Most iSCSI vendors, as well as some hard drive and tape drive vendors, run when they hear the word video, due to the 24/7 nature of surveillance. Video is a constant bombardment against the device, not the occasional full, incremental, or differential backup common in data storage. As a result, many vendors will not guarantee their products beyond one year, if they do at all.
Other vendors get snagged on the number of actual iSCSI server sessions they can support. If an iSCSI can only accept 6 to 30 sessions at one time, it is not well suited for a video installation, which typically requires 60 - 256 simultaneous iSCSI server sessions.
The last hurdle vendors fail at is the actual read/write throughput across the backplane of the iSCSI device. The appliance must support more than 200 Mb/s during rebuilds for a video surveillance application.

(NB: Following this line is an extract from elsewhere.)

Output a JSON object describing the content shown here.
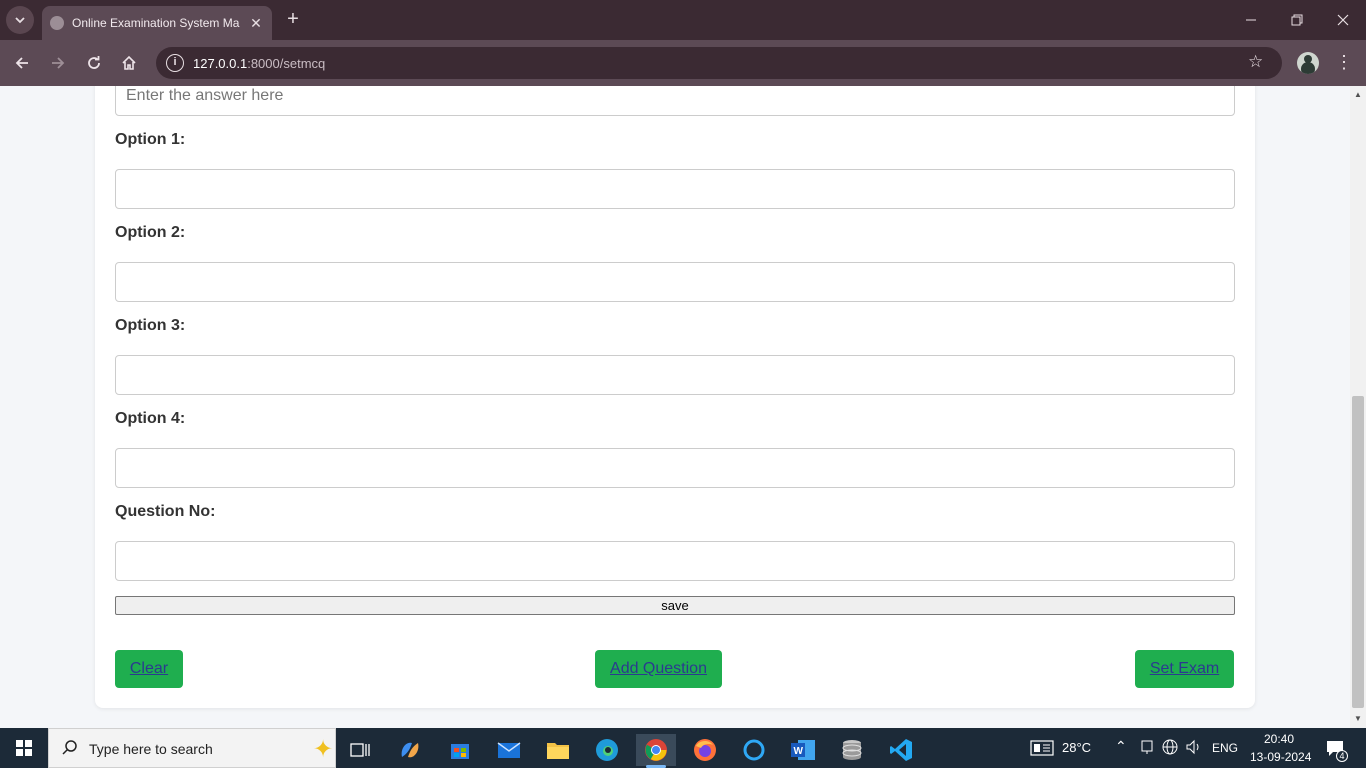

Overall, be aware that iSCSI is an open standard with mandatory and optional features. Most storage vendors pick a flavor of iSCSI to implement in their devices and test them against the full implementation of a MS, Linux, Open-E, or other initiator. A camera vendor may use all of the mandatory features of the MS initiator but none of the optional features. If the storage appliance wants to see the entire MS iSCSI implementation and does not, communication is impeded or does not take place at all.
I have been to customer sites where the user purchased a lower-end iSCSI model than what was originally recommended in an attempt to reduce costs. The lower-end model either failed at one of the previously mentioned hurdles or used a slightly different implementation of the RFC iSCSI initiator stack, and the customers were unable to record video. Do not assume a different model from the same vendor will work for your system, as it may use a different firmware version or platform than you need.
In summary, it is important to do your homework before making decisions on which video system and which architecture to deploy. Ask questions about the system and how it will affect your network. It is much easier to install the correct system that fits your needs and your network's capabilities, than to rip out the wrong one and start over.
About the author: David Brent is a technical information engineer for IT systems at Bosch Security Systems, Inc. He has extensive knowledge of networks and holds a number of IT and networking certifications. He can be reached at email@example.com.